see the brewers wagon stop near the bridge and roll his hoggs head along
the footpath.  If I have forgotten to  pay my rates please let me know as I can
see no other reason for being punished this way.”

Council responded by saying that they were awaiting a steam roller from Collingwood as the Northcote roller was horse driven and lacked the power to roll the metal properly.

After Beer left the Bridge Hotel in 1911 the hotel changed licensees on a regular basis.  Between May 1913 and December 1915 no less than four licensees were to hold court at the Bridge Hotel.

On May 11 1918 Edwin Cockrell’s funeral left the Bridge Hotel.  Cockrell had been the publican of the hotel since December 1915.  His death was the result of a fall down the embankment of the Merri Creek behind the hotel.  His wife was granted the license on 2 September 1918 but only held it for a fortnight before Laura Regan became the last publican of the hotel.

In September 1919, Peter Regan, described as the Manager of the Bridge Hotel, found himself in court accused of inflicting grievous bodily harm to Alfred Charles Pott, a tram conductor.   The police case was that Potts was walking along the roadside when he was struck by a car driven by Regan.  A witness stated that Potts was struck by a green two seater car driven by

“…a thickset man, wearing a boxed hat.”

Regan admitted driving the car, which was found at the hotel, but denied knowledge of hitting the man.  Regan admitted he had been drinking but denied being drunk.   Regan further stated that
“…he did not consider a man was drunk…until he could not walk”.

The defense lawyer argued that Pott may have had a seizure and subsequently run over by Regan who did not see him lying on the road.

Regan was convicted with a jury recommendation for mercy.  It is unknown what sentence was given but he was not in jail in January 1920 when Charles Miller and Charles Hynes were charged with assaulting Regan.   Both men had been drinking at the hotel when the fight broke out.  One witness claimed Miller had been struck by Regan who was seen with a bottle in his hand, apparently about to strike Miller.   Both Hynes and Miller were fined for assault.

Regan was again in the thick of it in November 1920.  He had boarded the Northcote tram towards Clifton Hill with a “lady”.  The tram conductor approached Regan and Regan paid his fare.  The woman then stated her husband would pay for her.  The conductor then asked Regan who responded with

“I’ve paid one fare, isn’t that enough?”

The lady then paid the fare.   As they disembarked at Clifton Hill Regan struck the conductor in the mouth and as witnesses attempted to separate them, proceeded to kick the conductor in the head.
Witnesses stated that Regan had been drinking from a bottle prior to the incident and was in an “excited” state.   He was subsequently fined £10.

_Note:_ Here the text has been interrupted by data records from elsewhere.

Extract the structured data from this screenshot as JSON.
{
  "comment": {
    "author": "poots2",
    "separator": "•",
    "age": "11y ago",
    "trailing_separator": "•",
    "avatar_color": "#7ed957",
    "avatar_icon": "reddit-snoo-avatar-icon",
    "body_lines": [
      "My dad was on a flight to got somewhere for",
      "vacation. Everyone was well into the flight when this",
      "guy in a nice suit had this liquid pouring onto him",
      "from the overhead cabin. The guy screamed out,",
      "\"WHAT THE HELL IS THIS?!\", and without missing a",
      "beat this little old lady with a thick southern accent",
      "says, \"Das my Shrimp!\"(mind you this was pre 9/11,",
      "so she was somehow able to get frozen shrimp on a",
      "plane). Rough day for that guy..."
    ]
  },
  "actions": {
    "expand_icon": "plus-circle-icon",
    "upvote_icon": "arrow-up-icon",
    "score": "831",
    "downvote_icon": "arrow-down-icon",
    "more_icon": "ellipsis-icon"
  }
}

In 1921 the License Reduction Board determined that the Bridge Hotel was no longer required and its license was withdrawn.   A sum of £1,000 was paid in compensation for the closure of the hotel.
Under the ownership of Timothy and Lena Brock the hotel was converted into restrooms (ie. a cafe).   Clearly business was poor as the building was converted into a private home by 1925.

In the 1930s the old hotel became the home of the Sansom family.   They lived there until 1958 when the hotel was demolished to make way for Housing Commission flats.

 List of known publicans

  1873  John Brown
  1875 Henry Cox
  1877  John Cox
  1878  William Cutler
  1878  William Rough
  1882  Alex Hopkinson
  1884  Emma Beer
  1886  Louisa Dean
  1889  Captain Joseph Webster
  1897  Kate Maher
  1901  Harriet Weaver
  1908  Eleanor Weaver
  1907  Gustave Beer
  1911  James Dwyer
  1913  William J. Delaney
  1913  Alice K. Drewer
  1914  Daniel Maughan
  1915  Edwin William Cockrell
  1918  Susan Cockrell
  1918  Laura Regan


Carroll, Brian and Rule, Ian (1985). Preston: an Illustrated History. Preston: City of Preston.
Cole, Robert K. Index of Hotels 1841 – 1949. Unpublished manuscript.
Edge, Gary (2004). Surviving the six o’clock swill: a history of Darebin’s hotels. Melbourne. Darebin Libraries.
Lemon, Andrew (1983). The Northcote Side of the River. North Melbourne: Hargreen.